The first day of the trip started out with no wind but as the day went on the wind rand the swell rose making for a rough night. With swell up in the 10-12 foot range there was no way to use our auto pilot which meant we were taking twenty minutes shift on the tiller. Thankfully the conditions changed shortly before midnight and we were able to re-institute our watch cycle and get some rest. Day two of this leg of our journey however provided zero wind and swell. The day was hot, the water was clear and our spirits were high. We had all gotten a good nights sleep and eaten a good breakfast. At some point during the afternoon we stopped the engine, pulled out the swim ladder and took a swim some 50 miles from shore.The water was so clear we could see a lone fish swimming in the shade of our boat. It was surreal.
Bahia Santa Maria is 11miles long and 4 miles wide. There is a fishing camp at one end of the bay and endless miles of white sand and mangroves. This is another of the annual stops for the Baja Ha-Ha fleet and once again the locals gear up to make the most of our visit. A rock-n-roll band that plays good music and a family that brings beer and food to sell travel all the way from LaPaz on dirt roads sometimes having to hand cary their instruments and supplies over rivers. The fishermen from the camp offer water taxi rides to shore and fresh fish for a small negotiated price. The Ha-Ha fleet partakes in one of the most secluded beach parties of all time. We dance, laugh and celebrate the long journey behind us and the glorious weather of the lowering latitudes.
After a short two days we left for what would be the last leg of our journey south. It proved to be the most difficult and taxing on our bodies and spirits. We spent 16+ hours in 20-25 knot winds with gusts of 30-35. High swells changing to mixed swell that made it difficult to keep the boat on course. Because we had to hand steer we switched from our one man three hour watches to a cycle of two hour naps each with two men on deck at all times. By the next morning we were exhausted and our bodies were aching. We were pleased to have managed the difficult passage so well and relieved to drop the anchor in Cabo San Lucas where we all slept for 12 straight hours. Which was pretty amazing considering the level of noise coming from the beachside resorts all night long.
Today Ralph flew back to the United States. I don’t know how we would have done the trip without him. He was mellow and easy to get along with, even when I was at my hormonal worst. He was quick to help and eager to learn. We are forever grateful for his help, friendship, kindness and good humor.
Steve and I are now in San Jose Del Cabo waiting for a good weather window to allow us safe passage to La Paz. We are still a little stunned that we are in Mexico and a bit amazed that this new stage of our lives is unfolding. We have found a cantina with great margaritas, fabulous fresh seafood and wonderful people that has become our favorite local. We never wear anything more than t-shirts and sandals and we have no concept of time other than day and night.

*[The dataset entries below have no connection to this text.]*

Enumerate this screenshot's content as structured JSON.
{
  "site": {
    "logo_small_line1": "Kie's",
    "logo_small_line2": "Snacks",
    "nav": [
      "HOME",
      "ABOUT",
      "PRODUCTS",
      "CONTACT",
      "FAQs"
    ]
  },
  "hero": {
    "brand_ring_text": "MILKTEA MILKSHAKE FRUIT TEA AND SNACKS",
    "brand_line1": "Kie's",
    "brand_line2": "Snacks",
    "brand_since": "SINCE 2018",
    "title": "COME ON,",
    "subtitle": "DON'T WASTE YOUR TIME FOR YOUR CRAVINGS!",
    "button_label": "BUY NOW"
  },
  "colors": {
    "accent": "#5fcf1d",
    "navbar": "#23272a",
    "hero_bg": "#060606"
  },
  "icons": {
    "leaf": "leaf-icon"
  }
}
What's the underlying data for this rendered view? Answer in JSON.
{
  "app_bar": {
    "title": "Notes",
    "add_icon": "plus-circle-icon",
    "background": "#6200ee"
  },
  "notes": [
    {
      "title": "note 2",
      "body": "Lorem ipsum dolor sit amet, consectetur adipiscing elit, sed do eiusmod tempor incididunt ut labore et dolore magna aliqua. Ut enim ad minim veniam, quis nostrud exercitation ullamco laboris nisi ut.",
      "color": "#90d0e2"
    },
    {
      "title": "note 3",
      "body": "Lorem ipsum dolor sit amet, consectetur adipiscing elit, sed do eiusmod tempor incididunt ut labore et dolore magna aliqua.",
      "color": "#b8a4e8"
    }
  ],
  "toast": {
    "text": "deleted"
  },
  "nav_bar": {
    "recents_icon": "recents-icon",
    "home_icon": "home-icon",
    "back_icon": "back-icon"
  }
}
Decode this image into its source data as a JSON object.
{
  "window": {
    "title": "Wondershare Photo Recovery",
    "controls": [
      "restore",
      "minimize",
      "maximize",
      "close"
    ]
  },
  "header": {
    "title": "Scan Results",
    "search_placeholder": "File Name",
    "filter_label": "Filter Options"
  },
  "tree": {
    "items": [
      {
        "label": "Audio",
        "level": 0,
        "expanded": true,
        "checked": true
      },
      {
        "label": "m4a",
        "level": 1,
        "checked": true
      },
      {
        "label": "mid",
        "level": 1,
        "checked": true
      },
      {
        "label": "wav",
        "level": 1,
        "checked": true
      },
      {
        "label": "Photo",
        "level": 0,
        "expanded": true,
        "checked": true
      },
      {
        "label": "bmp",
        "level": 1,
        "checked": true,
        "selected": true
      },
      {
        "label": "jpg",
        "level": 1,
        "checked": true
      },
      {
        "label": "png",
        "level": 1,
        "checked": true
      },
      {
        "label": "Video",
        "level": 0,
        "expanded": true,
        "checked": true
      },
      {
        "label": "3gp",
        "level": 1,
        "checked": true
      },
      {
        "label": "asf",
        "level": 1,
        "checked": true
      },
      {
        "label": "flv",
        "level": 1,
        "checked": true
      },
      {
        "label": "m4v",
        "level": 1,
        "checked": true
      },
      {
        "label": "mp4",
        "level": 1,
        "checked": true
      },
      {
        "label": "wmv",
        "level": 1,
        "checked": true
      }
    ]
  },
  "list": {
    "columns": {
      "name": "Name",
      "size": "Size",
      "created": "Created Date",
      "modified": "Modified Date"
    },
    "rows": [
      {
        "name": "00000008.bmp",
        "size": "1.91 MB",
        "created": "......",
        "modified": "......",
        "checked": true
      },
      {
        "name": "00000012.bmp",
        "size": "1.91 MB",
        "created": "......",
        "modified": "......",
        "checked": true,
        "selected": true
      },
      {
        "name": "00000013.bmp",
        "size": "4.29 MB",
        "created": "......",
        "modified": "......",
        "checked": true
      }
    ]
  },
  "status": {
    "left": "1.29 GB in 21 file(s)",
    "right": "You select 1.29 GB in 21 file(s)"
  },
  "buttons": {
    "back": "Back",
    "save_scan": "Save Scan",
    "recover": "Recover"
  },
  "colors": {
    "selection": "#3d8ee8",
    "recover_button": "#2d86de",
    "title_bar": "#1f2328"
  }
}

It has been quite the adventure. Sometimes Good, Sometimes Bad, and Sometimes Ugly, but always Grand.